[ENTRIES SUPPLIED Boundary: Start]

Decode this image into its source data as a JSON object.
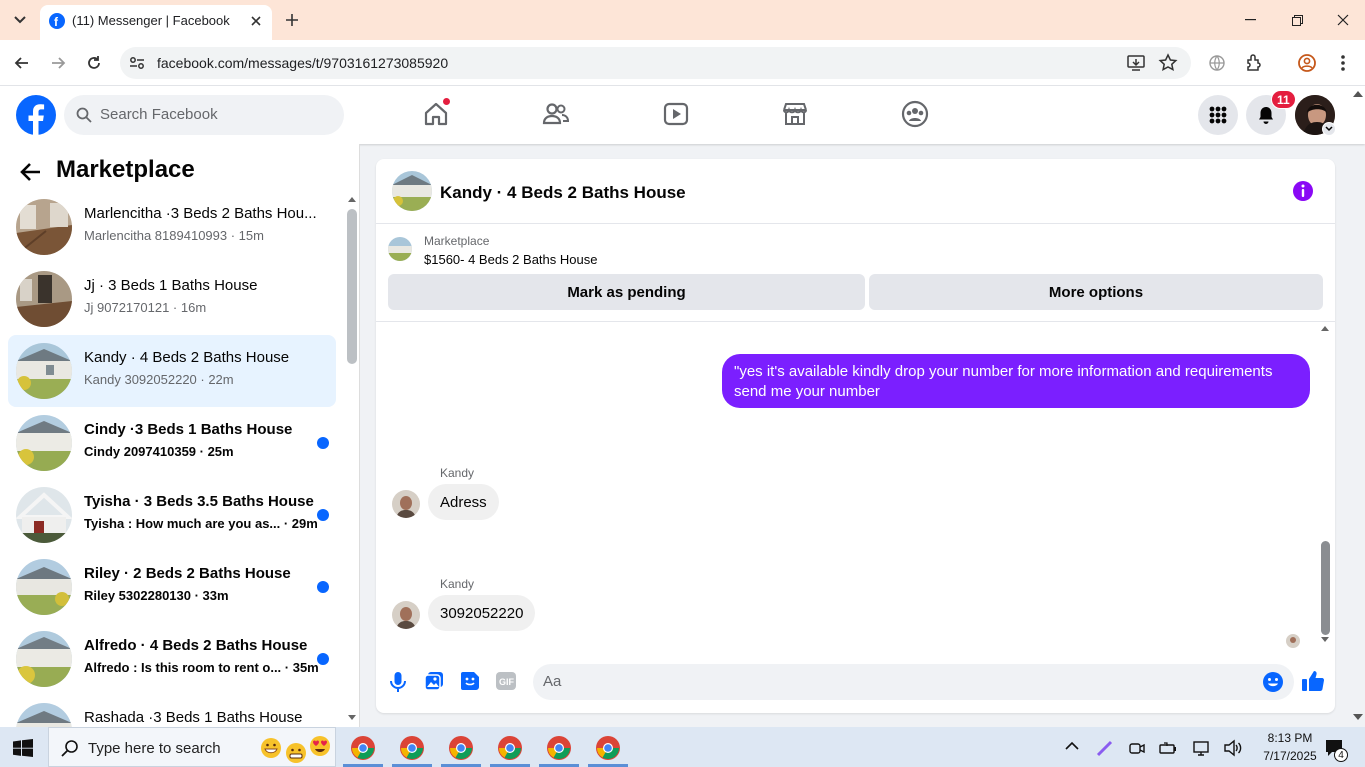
{
  "browser": {
    "tab_title": "(11) Messenger | Facebook",
    "url": "facebook.com/messages/t/9703161273085920",
    "icons": [
      "chevron-down-icon",
      "facebook-favicon",
      "close-icon",
      "plus-icon",
      "minimize-icon",
      "restore-icon",
      "close-window-icon",
      "back-icon",
      "forward-icon",
      "reload-icon",
      "site-info-icon",
      "install-icon",
      "star-icon",
      "translate-icon",
      "extensions-icon",
      "profile-icon",
      "menu-icon"
    ]
  },
  "fb": {
    "search_placeholder": "Search Facebook",
    "notification_count": "11",
    "brand_color": "#0866ff"
  },
  "sidebar": {
    "title": "Marketplace",
    "conversations": [
      {
        "title": "Marlencitha ·3 Beds 2 Baths Hou...",
        "subtitle": "Marlencitha 8189410993 · 15m",
        "unread": false,
        "selected": false
      },
      {
        "title": "Jj · 3 Beds 1 Baths House",
        "subtitle": "Jj 9072170121 · 16m",
        "unread": false,
        "selected": false
      },
      {
        "title": "Kandy · 4 Beds 2 Baths House",
        "subtitle": "Kandy 3092052220 · 22m",
        "unread": false,
        "selected": true
      },
      {
        "title": "Cindy ·3 Beds 1 Baths House",
        "subtitle": "Cindy 2097410359 · 25m",
        "unread": true,
        "selected": false
      },
      {
        "title": "Tyisha · 3 Beds 3.5 Baths House",
        "subtitle": "Tyisha : How much are you as...   · 29m",
        "unread": true,
        "selected": false
      },
      {
        "title": "Riley · 2 Beds 2 Baths House",
        "subtitle": "Riley 5302280130 · 33m",
        "unread": true,
        "selected": false
      },
      {
        "title": "Alfredo · 4 Beds 2 Baths House",
        "subtitle": "Alfredo : Is this room to rent o... · 35m",
        "unread": true,
        "selected": false
      },
      {
        "title": "Rashada ·3 Beds 1 Baths House",
        "subtitle": "",
        "unread": false,
        "selected": false
      }
    ]
  },
  "chat": {
    "title": "Kandy · 4 Beds 2 Baths House",
    "listing_label": "Marketplace",
    "listing_price": "$1560- 4 Beds 2 Baths House",
    "mark_pending": "Mark as pending",
    "more_options": "More options",
    "messages": [
      {
        "direction": "out",
        "text": "\"yes it's available kindly drop your number for more information and requirements send me your number"
      },
      {
        "direction": "in",
        "sender": "Kandy",
        "text": "Adress"
      },
      {
        "direction": "in",
        "sender": "Kandy",
        "text": "3092052220"
      }
    ],
    "composer_placeholder": "Aa",
    "accent": "#7b1fff"
  },
  "taskbar": {
    "search_placeholder": "Type here to search",
    "time": "8:13 PM",
    "date": "7/17/2025",
    "notification_count": "4"
  }
}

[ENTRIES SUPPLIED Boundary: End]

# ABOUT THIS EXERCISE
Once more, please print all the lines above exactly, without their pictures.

# RESPONSE
Decode this image into its source data as a JSON object.
{
  "browser": {
    "tab_title": "(11) Messenger | Facebook",
    "url": "facebook.com/messages/t/9703161273085920",
    "icons": [
      "chevron-down-icon",
      "facebook-favicon",
      "close-icon",
      "plus-icon",
      "minimize-icon",
      "restore-icon",
      "close-window-icon",
      "back-icon",
      "forward-icon",
      "reload-icon",
      "site-info-icon",
      "install-icon",
      "star-icon",
      "translate-icon",
      "extensions-icon",
      "profile-icon",
      "menu-icon"
    ]
  },
  "fb": {
    "search_placeholder": "Search Facebook",
    "notification_count": "11",
    "brand_color": "#0866ff"
  },
  "sidebar": {
    "title": "Marketplace",
    "conversations": [
      {
        "title": "Marlencitha ·3 Beds 2 Baths Hou...",
        "subtitle": "Marlencitha 8189410993 · 15m",
        "unread": false,
        "selected": false
      },
      {
        "title": "Jj · 3 Beds 1 Baths House",
        "subtitle": "Jj 9072170121 · 16m",
        "unread": false,
        "selected": false
      },
      {
        "title": "Kandy · 4 Beds 2 Baths House",
        "subtitle": "Kandy 3092052220 · 22m",
        "unread": false,
        "selected": true
      },
      {
        "title": "Cindy ·3 Beds 1 Baths House",
        "subtitle": "Cindy 2097410359 · 25m",
        "unread": true,
        "selected": false
      },
      {
        "title": "Tyisha · 3 Beds 3.5 Baths House",
        "subtitle": "Tyisha : How much are you as...   · 29m",
        "unread": true,
        "selected": false
      },
      {
        "title": "Riley · 2 Beds 2 Baths House",
        "subtitle": "Riley 5302280130 · 33m",
        "unread": true,
        "selected": false
      },
      {
        "title": "Alfredo · 4 Beds 2 Baths House",
        "subtitle": "Alfredo : Is this room to rent o... · 35m",
        "unread": true,
        "selected": false
      },
      {
        "title": "Rashada ·3 Beds 1 Baths House",
        "subtitle": "",
        "unread": false,
        "selected": false
      }
    ]
  },
  "chat": {
    "title": "Kandy · 4 Beds 2 Baths House",
    "listing_label": "Marketplace",
    "listing_price": "$1560- 4 Beds 2 Baths House",
    "mark_pending": "Mark as pending",
    "more_options": "More options",
    "messages": [
      {
        "direction": "out",
        "text": "\"yes it's available kindly drop your number for more information and requirements send me your number"
      },
      {
        "direction": "in",
        "sender": "Kandy",
        "text": "Adress"
      },
      {
        "direction": "in",
        "sender": "Kandy",
        "text": "3092052220"
      }
    ],
    "composer_placeholder": "Aa",
    "accent": "#7b1fff"
  },
  "taskbar": {
    "search_placeholder": "Type here to search",
    "time": "8:13 PM",
    "date": "7/17/2025",
    "notification_count": "4"
  }
}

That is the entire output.